Application for immigration benefit: In some instances, an attorney can file a motion to terminate when a client qualifies for an immigration benefit or is eligible for naturalization. For example, if a client qualifies for a U Visa, meaning that he is assisting with the prosecution of a crime and therefore protected from deportation, the defense attorney and prosecution may jointly file a motion to terminate so that he can pursue a visa application. The same procedure may apply to clients who are eligible for Special Immigrant Juvenile Status, the Deferred Action for Childhood Arrivals (DACA) program, and other types of benefits. Additionally, some immigrants who are eligible for naturalization may terminate their removal proceedings if they can present “exceptionally appealing or humanitarian factors.”
When to file a motion to terminate?
A motion to terminate may be filed at any point during a removal proceeding. However, it is usually best to file a motion to terminate before a client has pled to the allegations in the NTA.

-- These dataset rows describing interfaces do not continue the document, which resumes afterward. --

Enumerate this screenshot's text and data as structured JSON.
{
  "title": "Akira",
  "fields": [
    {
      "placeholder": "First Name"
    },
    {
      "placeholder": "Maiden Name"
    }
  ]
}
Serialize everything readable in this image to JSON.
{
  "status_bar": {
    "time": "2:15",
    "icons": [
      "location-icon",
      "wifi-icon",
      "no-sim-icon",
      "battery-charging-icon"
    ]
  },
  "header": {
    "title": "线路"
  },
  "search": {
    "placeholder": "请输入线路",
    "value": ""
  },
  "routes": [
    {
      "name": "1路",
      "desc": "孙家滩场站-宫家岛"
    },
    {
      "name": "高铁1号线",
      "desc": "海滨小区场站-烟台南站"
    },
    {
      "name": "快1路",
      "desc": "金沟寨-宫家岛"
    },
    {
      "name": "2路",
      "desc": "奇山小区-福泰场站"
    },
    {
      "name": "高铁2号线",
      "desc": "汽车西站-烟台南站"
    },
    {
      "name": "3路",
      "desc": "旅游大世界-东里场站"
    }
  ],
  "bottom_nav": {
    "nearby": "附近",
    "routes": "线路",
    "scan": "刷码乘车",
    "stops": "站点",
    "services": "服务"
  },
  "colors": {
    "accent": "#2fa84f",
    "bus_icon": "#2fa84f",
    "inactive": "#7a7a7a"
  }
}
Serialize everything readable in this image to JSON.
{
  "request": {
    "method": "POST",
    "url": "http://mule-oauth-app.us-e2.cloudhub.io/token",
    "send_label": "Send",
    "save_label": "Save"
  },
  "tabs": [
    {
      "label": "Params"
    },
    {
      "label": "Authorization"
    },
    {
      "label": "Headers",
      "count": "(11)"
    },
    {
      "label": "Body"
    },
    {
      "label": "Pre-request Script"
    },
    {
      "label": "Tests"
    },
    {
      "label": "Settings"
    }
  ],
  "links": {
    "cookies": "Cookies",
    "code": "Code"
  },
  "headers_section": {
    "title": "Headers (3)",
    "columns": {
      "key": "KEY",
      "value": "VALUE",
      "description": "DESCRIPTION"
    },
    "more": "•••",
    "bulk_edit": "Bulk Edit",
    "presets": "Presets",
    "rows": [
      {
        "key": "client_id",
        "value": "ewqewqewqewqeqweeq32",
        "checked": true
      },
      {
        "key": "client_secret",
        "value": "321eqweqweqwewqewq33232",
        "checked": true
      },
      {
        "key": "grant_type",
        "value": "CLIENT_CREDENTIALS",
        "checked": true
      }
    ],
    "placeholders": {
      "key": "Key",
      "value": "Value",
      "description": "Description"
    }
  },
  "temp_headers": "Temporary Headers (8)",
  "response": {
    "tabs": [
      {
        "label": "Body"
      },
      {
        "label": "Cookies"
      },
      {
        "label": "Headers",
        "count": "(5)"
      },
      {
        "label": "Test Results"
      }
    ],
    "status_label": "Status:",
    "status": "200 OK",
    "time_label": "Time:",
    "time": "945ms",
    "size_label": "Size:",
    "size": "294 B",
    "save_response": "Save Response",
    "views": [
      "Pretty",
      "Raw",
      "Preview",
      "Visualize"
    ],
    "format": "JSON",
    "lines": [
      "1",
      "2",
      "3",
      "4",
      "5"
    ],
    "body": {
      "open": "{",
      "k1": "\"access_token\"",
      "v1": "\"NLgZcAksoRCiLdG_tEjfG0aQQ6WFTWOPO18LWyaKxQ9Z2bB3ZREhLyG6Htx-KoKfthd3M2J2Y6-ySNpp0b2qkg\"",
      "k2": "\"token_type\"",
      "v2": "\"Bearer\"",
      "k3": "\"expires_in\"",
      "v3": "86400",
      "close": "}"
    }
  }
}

Most immigration cases have two hearings: a master calendar hearing and an individual hearing. At the master calendar hearing, the immigration judge asks the respondent to plead to the NTA and, based on those pleadings, sustains the government’s charge. An individual hearing is essentially an immigration court trial, which is most commonly for the purpose of determining whether a respondent qualifies for a defense to removal.
An attorney who plans to file a motion to terminate will normally deny the government’s charges at a master calendar hearing and inform the immigration judge that he plans to file a motion to terminate. The reason for this timing is that it is important to file a motion to terminate in the period before the immigration court sustains the government’s charge because, during that period, the government has the burden of proving its charge by the high standard of “clear and convincing evidence.” The immigration judge will then set dates for the motion and any opposition to be filed. The immigration judge may also set a separate hearing date to receive argument on the motion to terminate. If no separate hearing is scheduled, the immigration judge may set a regular individual hearing, at which time the court will hear arguments about the motion to terminate and, if it is denied, any defenses to removal that may be applicable. Accordingly, an attorney must be prepared to make a secondary argument on his client’s behalf if a motion to terminate is denied, requiring a multi-tiered defense strategy.
How to file a motion to terminate?
The Immigration Court Practice Manual does not include any special procedures for motions to terminate. Therefore, a motion to terminate should be filed in accordance with the general motion procedures set forth in Chapter 5.2 of the practice manual. No fee is required to file a motion to terminate.
In sum, a motion to terminate can be an essential part of a litigation strategy, particularly for immigrants who have a strong argument that a criminal conviction should not be considered a deportable offense under the categorical approach.